[The task] Give the number of lines in the data below that contain "translation", with no other words.

(Records contained in a dataset)
►

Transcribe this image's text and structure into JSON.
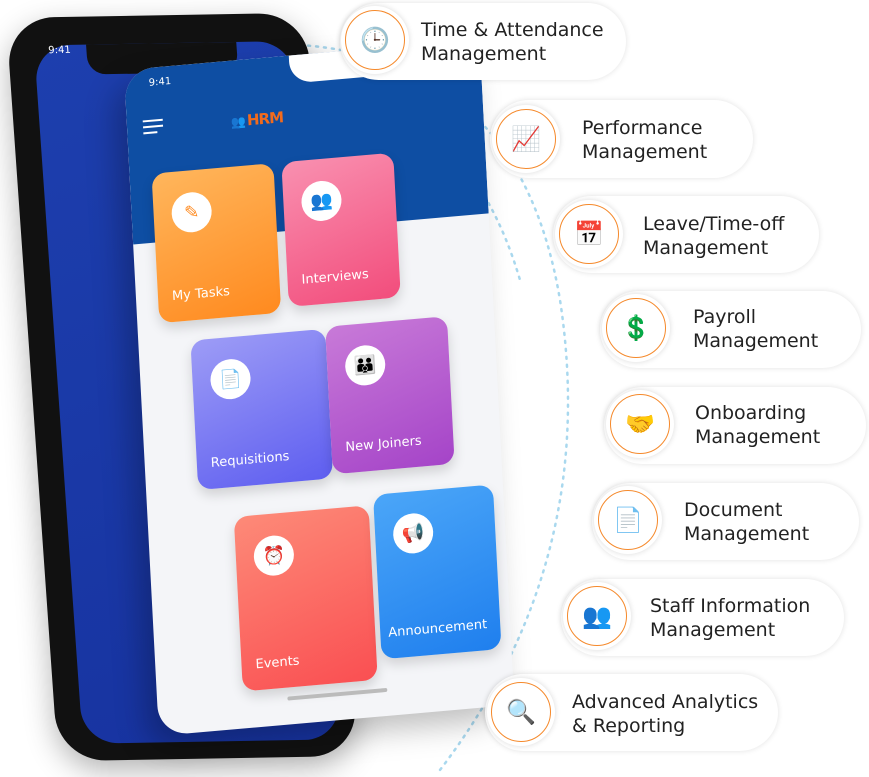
{
  "phone": {
    "back_time": "9:41",
    "front_time": "9:41",
    "logo_text": "HRM",
    "tiles": [
      {
        "label": "My Tasks",
        "icon": "clipboard-edit-icon",
        "color": "#ff9a2e"
      },
      {
        "label": "Interviews",
        "icon": "people-chat-icon",
        "color": "#f5517e"
      },
      {
        "label": "Requisitions",
        "icon": "document-icon",
        "color": "#6b6cf2"
      },
      {
        "label": "New Joiners",
        "icon": "team-icon",
        "color": "#b24fd0"
      },
      {
        "label": "Events",
        "icon": "alarm-clock-icon",
        "color": "#fb5a57"
      },
      {
        "label": "Announcement",
        "icon": "megaphone-icon",
        "color": "#2b8cf5"
      }
    ]
  },
  "features": [
    {
      "line1": "Time & Attendance",
      "line2": "Management",
      "icon": "timesheet-clock-icon"
    },
    {
      "line1": "Performance",
      "line2": "Management",
      "icon": "bar-chart-icon"
    },
    {
      "line1": "Leave/Time-off",
      "line2": "Management",
      "icon": "calendar-person-icon"
    },
    {
      "line1": "Payroll",
      "line2": "Management",
      "icon": "payroll-icon"
    },
    {
      "line1": "Onboarding",
      "line2": "Management",
      "icon": "handshake-icon"
    },
    {
      "line1": "Document",
      "line2": "Management",
      "icon": "document-touch-icon"
    },
    {
      "line1": "Staff Information",
      "line2": "Management",
      "icon": "staff-group-icon"
    },
    {
      "line1": "Advanced Analytics",
      "line2": "& Reporting",
      "icon": "analytics-icon"
    }
  ],
  "colors": {
    "accent_ring": "#f5892b",
    "header_blue": "#0e4ea3",
    "dotted_arc": "#a9d8ee"
  }
}
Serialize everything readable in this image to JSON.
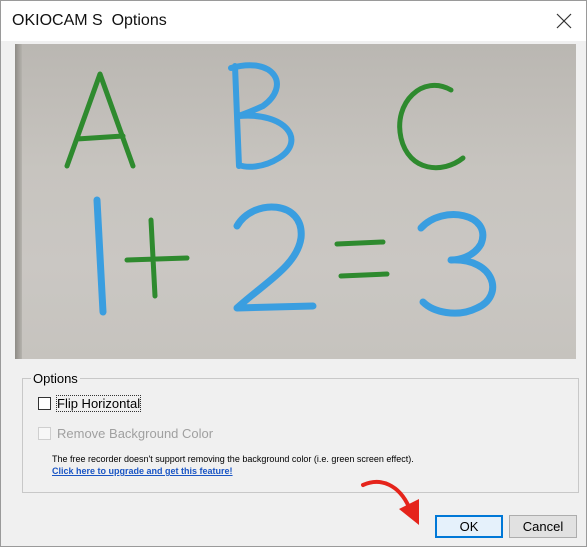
{
  "window": {
    "title": "OKIOCAM S  Options",
    "close_icon": "close-icon"
  },
  "preview": {
    "handwriting": [
      "A",
      "B",
      "C",
      "1+2=3"
    ]
  },
  "options": {
    "group_label": "Options",
    "flip_horizontal": {
      "label": "Flip Horizontal",
      "checked": false
    },
    "remove_background": {
      "label": "Remove Background Color",
      "checked": false,
      "enabled": false
    },
    "note": "The free recorder doesn't support removing the background color (i.e. green screen effect).",
    "upgrade_link": "Click here to upgrade and get this feature!"
  },
  "buttons": {
    "ok": "OK",
    "cancel": "Cancel"
  },
  "colors": {
    "link": "#1a55c4",
    "accent": "#0078d7",
    "annotation_arrow": "#e5241b",
    "marker_green": "#2e8a2e",
    "marker_blue": "#3a9ee0"
  }
}
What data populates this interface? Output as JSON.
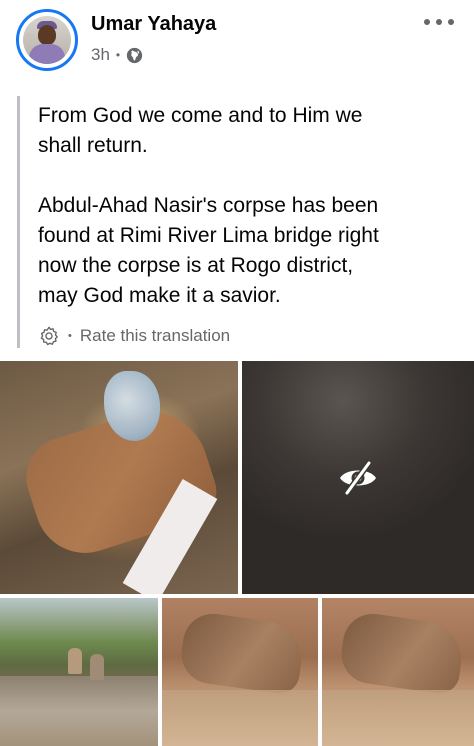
{
  "post": {
    "author": "Umar Yahaya",
    "time": "3h",
    "audience_icon": "globe-icon",
    "text_paragraphs": [
      "From God we come and to Him we\nshall return.",
      "Abdul-Ahad Nasir's corpse has been\nfound at Rimi River Lima bridge right\nnow the corpse is at Rogo district,\nmay God make it a savior."
    ],
    "translation": {
      "label": "Rate this translation",
      "icon": "gear-icon"
    },
    "photos": [
      {
        "content": "photo"
      },
      {
        "content": "hidden-sensitive-photo",
        "icon": "eye-slash-icon"
      },
      {
        "content": "photo"
      },
      {
        "content": "photo"
      },
      {
        "content": "photo"
      }
    ]
  },
  "colors": {
    "accent": "#1877f2",
    "secondary_text": "#65676b",
    "primary_text": "#050505",
    "quote_bar": "#bcc0c4"
  }
}
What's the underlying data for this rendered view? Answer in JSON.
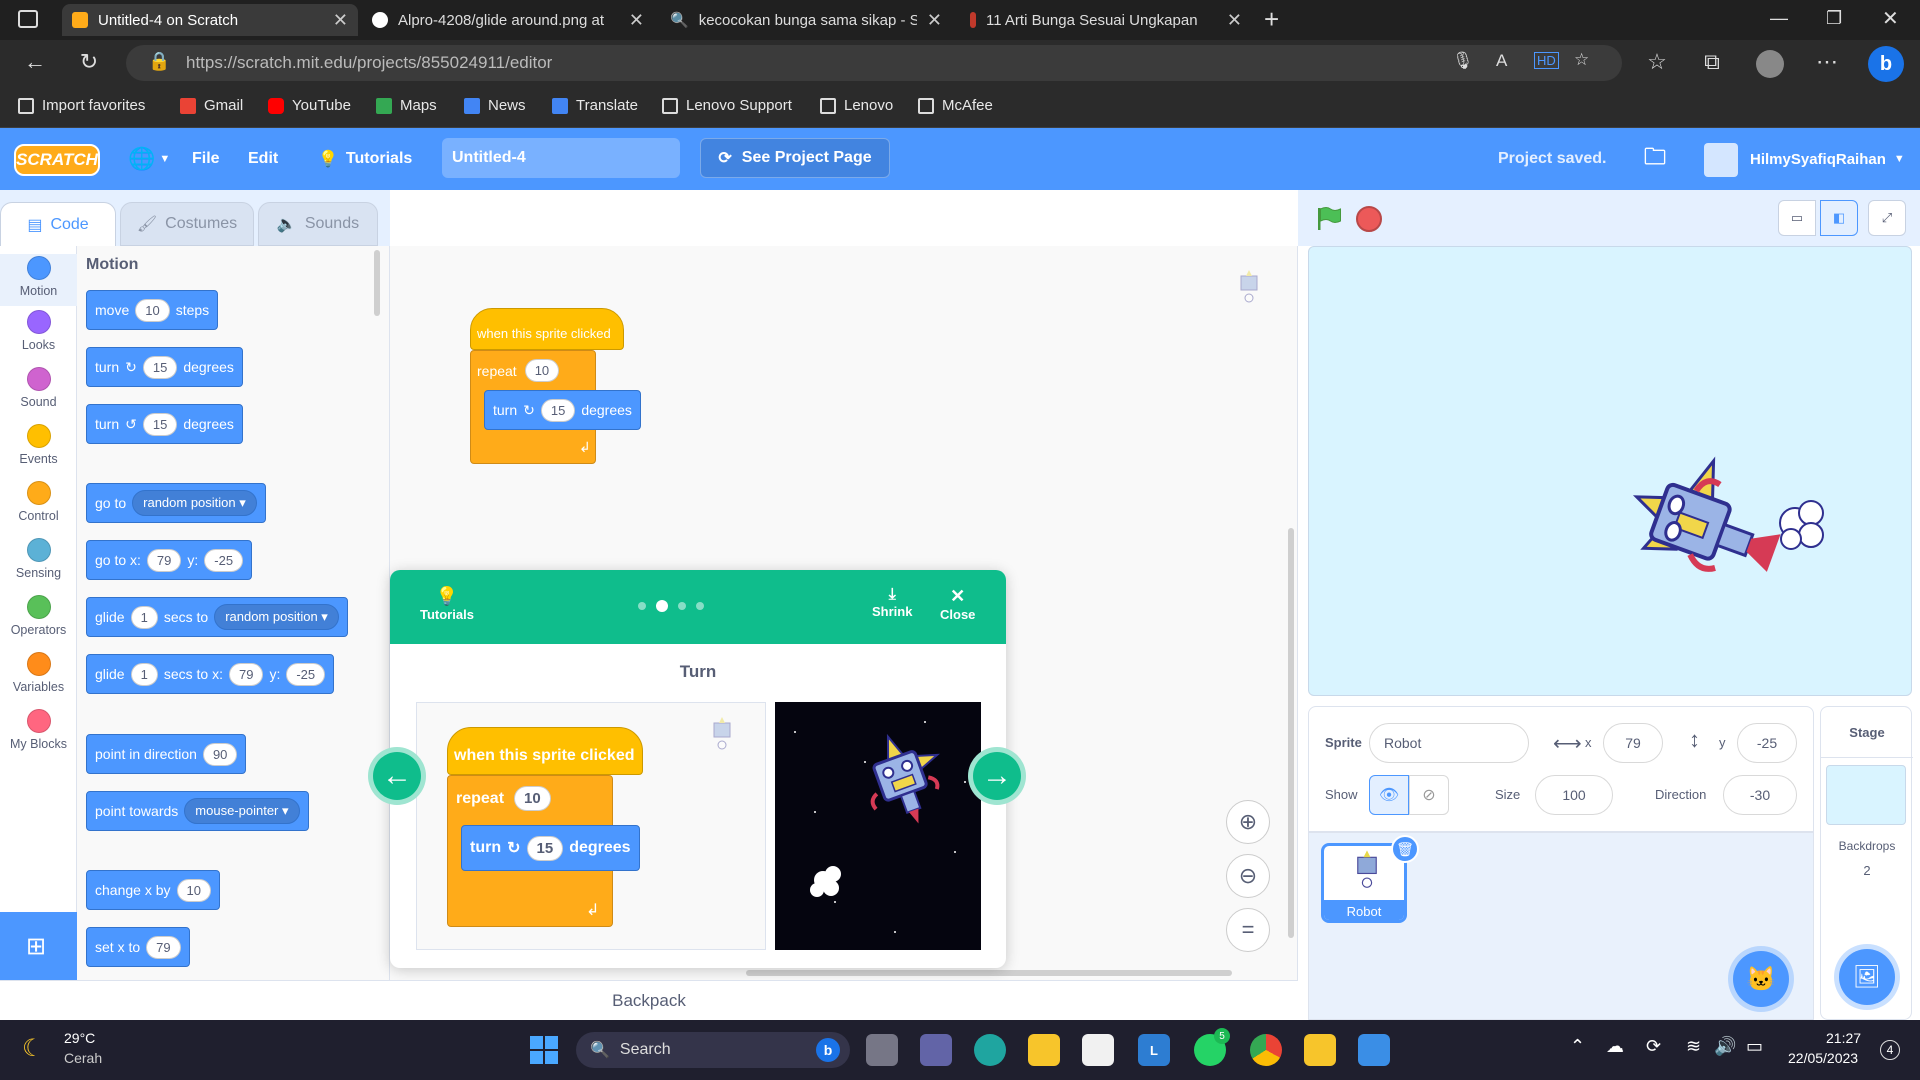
{
  "browser": {
    "tabs": [
      {
        "title": "Untitled-4 on Scratch",
        "active": true
      },
      {
        "title": "Alpro-4208/glide around.png at"
      },
      {
        "title": "kecocokan bunga sama sikap - S"
      },
      {
        "title": "11 Arti Bunga Sesuai Ungkapan"
      }
    ],
    "new_tab_glyph": "+",
    "url": "https://scratch.mit.edu/projects/855024911/editor",
    "bookmarks": [
      "Import favorites",
      "Gmail",
      "YouTube",
      "Maps",
      "News",
      "Translate",
      "Lenovo Support",
      "Lenovo",
      "McAfee"
    ]
  },
  "menubar": {
    "logo": "SCRATCH",
    "file": "File",
    "edit": "Edit",
    "tutorials": "Tutorials",
    "project_title": "Untitled-4",
    "see_project": "See Project Page",
    "saved": "Project saved.",
    "username": "HilmySyafiqRaihan"
  },
  "editor_tabs": {
    "code": "Code",
    "costumes": "Costumes",
    "sounds": "Sounds"
  },
  "categories": [
    {
      "label": "Motion",
      "color": "#4c97ff"
    },
    {
      "label": "Looks",
      "color": "#9966ff"
    },
    {
      "label": "Sound",
      "color": "#cf63cf"
    },
    {
      "label": "Events",
      "color": "#ffbf00"
    },
    {
      "label": "Control",
      "color": "#ffab19"
    },
    {
      "label": "Sensing",
      "color": "#5cb1d6"
    },
    {
      "label": "Operators",
      "color": "#59c059"
    },
    {
      "label": "Variables",
      "color": "#ff8c1a"
    },
    {
      "label": "My Blocks",
      "color": "#ff6680"
    }
  ],
  "palette": {
    "heading": "Motion",
    "blocks": {
      "move": {
        "a": "move",
        "v": "10",
        "b": "steps"
      },
      "turn_right": {
        "a": "turn",
        "v": "15",
        "b": "degrees"
      },
      "turn_left": {
        "a": "turn",
        "v": "15",
        "b": "degrees"
      },
      "go_to": {
        "a": "go to",
        "dd": "random position"
      },
      "go_to_xy": {
        "a": "go to x:",
        "x": "79",
        "b": "y:",
        "y": "-25"
      },
      "glide_to": {
        "a": "glide",
        "v": "1",
        "b": "secs to",
        "dd": "random position"
      },
      "glide_xy": {
        "a": "glide",
        "v": "1",
        "b": "secs to x:",
        "x": "79",
        "c": "y:",
        "y": "-25"
      },
      "point_dir": {
        "a": "point in direction",
        "v": "90"
      },
      "point_towards": {
        "a": "point towards",
        "dd": "mouse-pointer"
      },
      "change_x": {
        "a": "change x by",
        "v": "10"
      },
      "set_x": {
        "a": "set x to",
        "v": "79"
      }
    }
  },
  "script": {
    "hat": "when this sprite clicked",
    "repeat": "repeat",
    "repeat_count": "10",
    "turn": "turn",
    "turn_value": "15",
    "degrees": "degrees"
  },
  "tutorial": {
    "label": "Tutorials",
    "shrink": "Shrink",
    "close": "Close",
    "step_title": "Turn",
    "steps_total": 4,
    "current_step": 2,
    "hat": "when this sprite clicked",
    "repeat": "repeat",
    "repeat_count": "10",
    "turn": "turn",
    "turn_value": "15",
    "degrees": "degrees"
  },
  "sprite_info": {
    "sprite_label": "Sprite",
    "sprite_name": "Robot",
    "x_label": "x",
    "x": "79",
    "y_label": "y",
    "y": "-25",
    "show_label": "Show",
    "size_label": "Size",
    "size": "100",
    "direction_label": "Direction",
    "direction": "-30"
  },
  "sprites": [
    {
      "name": "Robot",
      "selected": true
    }
  ],
  "stage_panel": {
    "title": "Stage",
    "backdrops_label": "Backdrops",
    "backdrops_count": "2"
  },
  "backpack": "Backpack",
  "taskbar": {
    "temperature": "29°C",
    "weather": "Cerah",
    "search": "Search",
    "time": "21:27",
    "date": "22/05/2023",
    "whatsapp_badge": "5",
    "notif_count": "4"
  },
  "colors": {
    "scratch_blue": "#4c97ff",
    "tutorial_green": "#0fbd8c",
    "events_yellow": "#ffbf00",
    "control_orange": "#ffab19"
  }
}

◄

[Written solution] 2